> _Dataset rows describing interfaces_
========================================

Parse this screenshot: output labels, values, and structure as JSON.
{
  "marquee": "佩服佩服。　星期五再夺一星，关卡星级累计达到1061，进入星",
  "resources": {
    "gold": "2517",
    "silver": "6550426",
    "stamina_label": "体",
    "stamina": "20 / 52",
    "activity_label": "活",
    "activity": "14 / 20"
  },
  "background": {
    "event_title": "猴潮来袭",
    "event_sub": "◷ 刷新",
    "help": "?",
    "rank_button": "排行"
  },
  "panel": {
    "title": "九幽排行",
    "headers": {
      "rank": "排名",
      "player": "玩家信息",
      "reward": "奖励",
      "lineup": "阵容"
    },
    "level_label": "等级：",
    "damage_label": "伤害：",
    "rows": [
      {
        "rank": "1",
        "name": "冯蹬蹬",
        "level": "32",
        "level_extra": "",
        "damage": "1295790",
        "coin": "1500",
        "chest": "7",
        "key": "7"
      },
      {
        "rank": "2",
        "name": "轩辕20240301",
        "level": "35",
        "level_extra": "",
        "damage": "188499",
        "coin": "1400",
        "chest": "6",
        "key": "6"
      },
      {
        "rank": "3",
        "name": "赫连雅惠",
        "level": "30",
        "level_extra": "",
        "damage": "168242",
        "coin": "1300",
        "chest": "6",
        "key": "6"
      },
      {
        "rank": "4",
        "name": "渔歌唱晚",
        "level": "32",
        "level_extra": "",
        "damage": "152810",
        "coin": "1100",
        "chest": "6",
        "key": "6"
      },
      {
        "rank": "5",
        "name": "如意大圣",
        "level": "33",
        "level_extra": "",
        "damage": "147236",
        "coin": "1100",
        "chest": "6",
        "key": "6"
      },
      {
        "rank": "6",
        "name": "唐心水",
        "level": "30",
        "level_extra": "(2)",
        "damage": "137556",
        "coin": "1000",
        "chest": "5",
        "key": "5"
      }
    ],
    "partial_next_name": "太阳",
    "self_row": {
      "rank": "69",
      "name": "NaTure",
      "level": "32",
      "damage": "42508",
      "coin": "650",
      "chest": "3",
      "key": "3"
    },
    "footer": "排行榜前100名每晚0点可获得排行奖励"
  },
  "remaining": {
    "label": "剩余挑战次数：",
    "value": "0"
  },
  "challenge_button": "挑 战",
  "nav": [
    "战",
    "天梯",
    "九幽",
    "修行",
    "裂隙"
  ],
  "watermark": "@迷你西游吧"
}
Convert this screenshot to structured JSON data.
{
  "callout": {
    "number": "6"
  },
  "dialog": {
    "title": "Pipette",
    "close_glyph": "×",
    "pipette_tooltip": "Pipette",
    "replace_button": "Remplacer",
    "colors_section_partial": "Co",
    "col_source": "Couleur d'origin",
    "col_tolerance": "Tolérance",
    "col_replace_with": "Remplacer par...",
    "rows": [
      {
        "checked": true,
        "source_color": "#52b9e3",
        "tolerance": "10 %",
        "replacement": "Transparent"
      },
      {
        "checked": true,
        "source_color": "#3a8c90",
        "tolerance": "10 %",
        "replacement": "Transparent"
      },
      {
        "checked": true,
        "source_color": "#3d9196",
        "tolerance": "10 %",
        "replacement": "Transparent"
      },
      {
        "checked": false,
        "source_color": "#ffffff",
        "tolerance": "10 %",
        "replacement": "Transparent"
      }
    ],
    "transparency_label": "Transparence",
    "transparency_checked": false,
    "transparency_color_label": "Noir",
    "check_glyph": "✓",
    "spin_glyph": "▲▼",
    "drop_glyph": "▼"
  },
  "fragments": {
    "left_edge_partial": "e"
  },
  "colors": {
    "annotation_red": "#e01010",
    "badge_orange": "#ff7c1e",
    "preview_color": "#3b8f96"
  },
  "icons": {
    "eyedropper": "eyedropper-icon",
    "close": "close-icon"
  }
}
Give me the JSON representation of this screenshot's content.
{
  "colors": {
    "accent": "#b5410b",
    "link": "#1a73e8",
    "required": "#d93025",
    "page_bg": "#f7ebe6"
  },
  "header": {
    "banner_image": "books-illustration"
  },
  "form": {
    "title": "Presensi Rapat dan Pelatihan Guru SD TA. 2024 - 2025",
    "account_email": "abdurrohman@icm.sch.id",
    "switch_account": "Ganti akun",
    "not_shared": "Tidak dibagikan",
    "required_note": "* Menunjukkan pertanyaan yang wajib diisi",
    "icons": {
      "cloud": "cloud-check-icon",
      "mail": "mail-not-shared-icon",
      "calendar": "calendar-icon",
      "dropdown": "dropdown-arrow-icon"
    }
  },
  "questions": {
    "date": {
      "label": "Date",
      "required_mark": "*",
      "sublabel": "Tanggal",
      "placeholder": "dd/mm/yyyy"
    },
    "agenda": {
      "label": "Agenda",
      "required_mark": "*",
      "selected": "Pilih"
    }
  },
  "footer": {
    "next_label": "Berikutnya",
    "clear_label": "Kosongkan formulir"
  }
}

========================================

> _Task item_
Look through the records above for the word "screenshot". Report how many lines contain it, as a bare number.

> _Solution to the problem_
3